JUser: :_load: Unable to load user with ID: 225

August 2015 Newsletter

The “associated corporation” rules in the Income Tax Act are relevant mainly for the purposes of limiting certain income tax preferences or benefits that apply to private corporations.

The most significant limitation relates to the small business deduction that applies to active business income of a Canadian-controlled private corporation (CCPC). The small business deduction results in the first $500,000 of a CCPC’s active business income being subject to a much lower rate of tax than applies to other corporations or other income. As a result of the deduction, the lower federal rate of tax is 11% and, depending on the province, the combined federal and provincial rate ranges from about 14% to 19%. The federal small business rate is being lowered further, to 10.5 % in 2016, 10% in 2017, 9.5% in 2018, and 9% in 2019.

We all know the old saying about these two sure things in life. And one sure thing, death, can result in additional income tax, due to the “deemed dispo-sition” rule that applies on death.

Deemed disposition rule

Basically, the rule provides that on your death, you are deemed to have sold each capital property you own for its current fair market value. This is deemed to happen an instant before your death, so the resulting tax is triggered in your final return, not in your estate, although your estate is liable for the tax. (An exception applies for spouses, as discussed below.)

If you own a building that is a rental property or used in your business, a special rule in the Income Tax Act can apply when you sell the building along with the land on which the building is located (of course, in most cases, you will sell both building and land).

The rule applies if you realize a capital gain on the sale of the land and a terminal loss on the sale of the building. Only half of the capital gain is included in income. In contrast, the entire amount of a terminal loss is normally deductible in full. In general terms, a terminal loss on the sale of a building occurs when you sell the building for proceeds that are less than the undepreciated capital cost (UCC) of the building – normally meaning that the building was previously over-depreciated for income tax purposes relative to its actual value.

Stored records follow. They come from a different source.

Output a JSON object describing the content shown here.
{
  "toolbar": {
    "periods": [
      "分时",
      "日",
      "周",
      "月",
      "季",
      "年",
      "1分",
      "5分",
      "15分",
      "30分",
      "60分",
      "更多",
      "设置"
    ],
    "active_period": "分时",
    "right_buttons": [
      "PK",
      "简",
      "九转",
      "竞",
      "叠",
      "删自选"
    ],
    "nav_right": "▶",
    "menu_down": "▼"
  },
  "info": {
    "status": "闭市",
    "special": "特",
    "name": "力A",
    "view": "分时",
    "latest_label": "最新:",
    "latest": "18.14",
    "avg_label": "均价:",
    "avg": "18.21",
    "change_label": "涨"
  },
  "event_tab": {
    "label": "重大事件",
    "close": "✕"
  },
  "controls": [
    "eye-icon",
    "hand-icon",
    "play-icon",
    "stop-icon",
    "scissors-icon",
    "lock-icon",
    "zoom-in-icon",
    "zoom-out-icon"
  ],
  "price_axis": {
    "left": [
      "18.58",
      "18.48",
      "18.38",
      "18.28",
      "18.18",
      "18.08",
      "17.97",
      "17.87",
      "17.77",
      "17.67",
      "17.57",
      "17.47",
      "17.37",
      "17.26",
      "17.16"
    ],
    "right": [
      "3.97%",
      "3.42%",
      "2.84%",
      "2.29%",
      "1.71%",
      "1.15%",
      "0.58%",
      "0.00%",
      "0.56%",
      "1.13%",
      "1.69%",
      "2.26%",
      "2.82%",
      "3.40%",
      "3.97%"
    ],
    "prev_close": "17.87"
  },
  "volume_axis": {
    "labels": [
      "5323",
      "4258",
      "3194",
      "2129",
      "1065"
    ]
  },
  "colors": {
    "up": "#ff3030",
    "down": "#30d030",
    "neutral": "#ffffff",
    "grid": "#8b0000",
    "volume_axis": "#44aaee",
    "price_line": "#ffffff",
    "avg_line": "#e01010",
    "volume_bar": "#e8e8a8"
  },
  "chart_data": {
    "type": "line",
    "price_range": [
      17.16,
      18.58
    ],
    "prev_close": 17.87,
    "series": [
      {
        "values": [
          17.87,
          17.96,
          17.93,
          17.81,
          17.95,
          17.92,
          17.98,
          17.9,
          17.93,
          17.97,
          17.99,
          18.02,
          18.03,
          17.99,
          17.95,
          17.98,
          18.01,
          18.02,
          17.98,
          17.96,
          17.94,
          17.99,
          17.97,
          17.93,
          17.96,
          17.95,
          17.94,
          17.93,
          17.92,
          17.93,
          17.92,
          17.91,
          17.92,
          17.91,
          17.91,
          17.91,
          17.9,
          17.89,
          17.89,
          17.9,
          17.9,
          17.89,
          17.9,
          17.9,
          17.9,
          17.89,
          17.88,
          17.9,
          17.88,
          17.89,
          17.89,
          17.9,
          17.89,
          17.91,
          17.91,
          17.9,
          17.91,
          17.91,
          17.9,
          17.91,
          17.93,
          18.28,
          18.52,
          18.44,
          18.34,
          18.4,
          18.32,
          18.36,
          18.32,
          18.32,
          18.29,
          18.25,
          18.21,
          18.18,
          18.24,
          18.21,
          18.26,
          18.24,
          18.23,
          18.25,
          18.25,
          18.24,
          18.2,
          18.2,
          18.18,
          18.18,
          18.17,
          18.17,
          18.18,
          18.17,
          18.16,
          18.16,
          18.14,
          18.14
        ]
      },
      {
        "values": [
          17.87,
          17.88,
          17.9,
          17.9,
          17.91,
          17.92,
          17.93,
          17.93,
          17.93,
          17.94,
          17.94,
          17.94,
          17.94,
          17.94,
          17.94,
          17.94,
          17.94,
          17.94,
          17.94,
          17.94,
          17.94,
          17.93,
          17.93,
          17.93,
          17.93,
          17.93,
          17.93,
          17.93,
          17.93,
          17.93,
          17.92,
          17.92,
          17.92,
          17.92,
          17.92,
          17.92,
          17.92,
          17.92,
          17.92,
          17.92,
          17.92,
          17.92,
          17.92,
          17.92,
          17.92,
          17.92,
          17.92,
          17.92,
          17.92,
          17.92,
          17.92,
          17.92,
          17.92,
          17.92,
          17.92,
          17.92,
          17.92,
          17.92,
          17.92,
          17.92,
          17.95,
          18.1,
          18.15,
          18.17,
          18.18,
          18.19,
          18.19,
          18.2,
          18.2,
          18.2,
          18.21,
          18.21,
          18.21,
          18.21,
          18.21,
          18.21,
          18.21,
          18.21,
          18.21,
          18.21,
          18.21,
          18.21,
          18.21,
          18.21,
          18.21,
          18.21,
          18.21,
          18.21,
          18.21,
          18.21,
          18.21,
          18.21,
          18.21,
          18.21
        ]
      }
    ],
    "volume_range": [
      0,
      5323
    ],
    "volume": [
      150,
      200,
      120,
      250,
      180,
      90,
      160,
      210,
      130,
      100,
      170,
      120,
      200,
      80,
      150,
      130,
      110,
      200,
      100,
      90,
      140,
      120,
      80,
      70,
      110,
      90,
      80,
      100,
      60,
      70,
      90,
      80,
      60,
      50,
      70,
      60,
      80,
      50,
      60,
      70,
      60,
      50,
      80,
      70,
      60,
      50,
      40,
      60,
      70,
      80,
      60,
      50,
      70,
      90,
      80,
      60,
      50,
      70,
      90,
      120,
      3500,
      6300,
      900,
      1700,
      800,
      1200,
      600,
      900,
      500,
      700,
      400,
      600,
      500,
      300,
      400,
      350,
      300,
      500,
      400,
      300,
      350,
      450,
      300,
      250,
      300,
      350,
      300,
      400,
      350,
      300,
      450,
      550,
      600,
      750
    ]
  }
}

If you sell capital property, or you sell inventory in the course of your business, and part or all of the sale price is due after year-end, you may be able to claim a reserve to defer recognizing some of the resulting capital gain or profit.

Capital gains reserve

This reserve can apply where you sell property and realize a capital gain. The maximum reserve you can claim in one year is limited to the lower of the following amounts:

  1. The portion of the gain equal to gain x (proceeds due after year / total proceeds) (i.e., you allocate the gain proportionately to the percentage of the sale price you have not yet received); and
  2. In year of sale ⅘ of the gain, in the next year ⅗ of the gain, in the next year ⅖ of the gain, in the next year ⅕ of the gain, and in the 4th year following the year of sale, nil. (In other words, you must recognize at least 20% of the gain every year, even if more than that percentage of the sale price has not been received.)

The prescribed interest rates that apply for the current calendar quarter are as follows:

  • The interest rate charged on overdue taxes, CPP contributions, and EI premiums is 5%, compounded daily.
  • The interest rate paid on late refunds paid by the CRA to corporations (after 30 days) is 1%, compounded daily.
  • The interest rate paid on late refunds paid by the CRA to other taxpayers is 3%, compounded daily.

 The interest rate used to calculate taxable benefits for employees and shareholders from interest‑free and low-interest loans is 1%.

Abil on loan made to 'alter ego' of corporation not allowed

An allowable business investment loss (ABIL) is deductible against all forms of income, as opposed to other allowable capital losses, which are normally deductible only against taxable capital gains. In very general terms, an ABIL includes a loan made by a taxpayer to a Canadian-controlled private corporation (CCPC) that has become an uncollectible debt (certain other criteria apply).

In the recent Barnwell case, the taxpayer lent money to an individual (Austin) to be invested in a travel book business. The business was actually carried on by a corporation owned by Austin. Apparently, the taxpayer believed the loans, although provided to Austin, were made `in favour` of the corporation. Eventually, the business venture collapsed and part of the loans made by the taxpayer became bad debts. The taxpayer claimed an ABIL, arguing that the loans had been made to the individual as an agent or `alter ego` of the corporation, so that they were really made to the corporation rather than Austin. The CRA disagreed and disallowed the ABIL claim.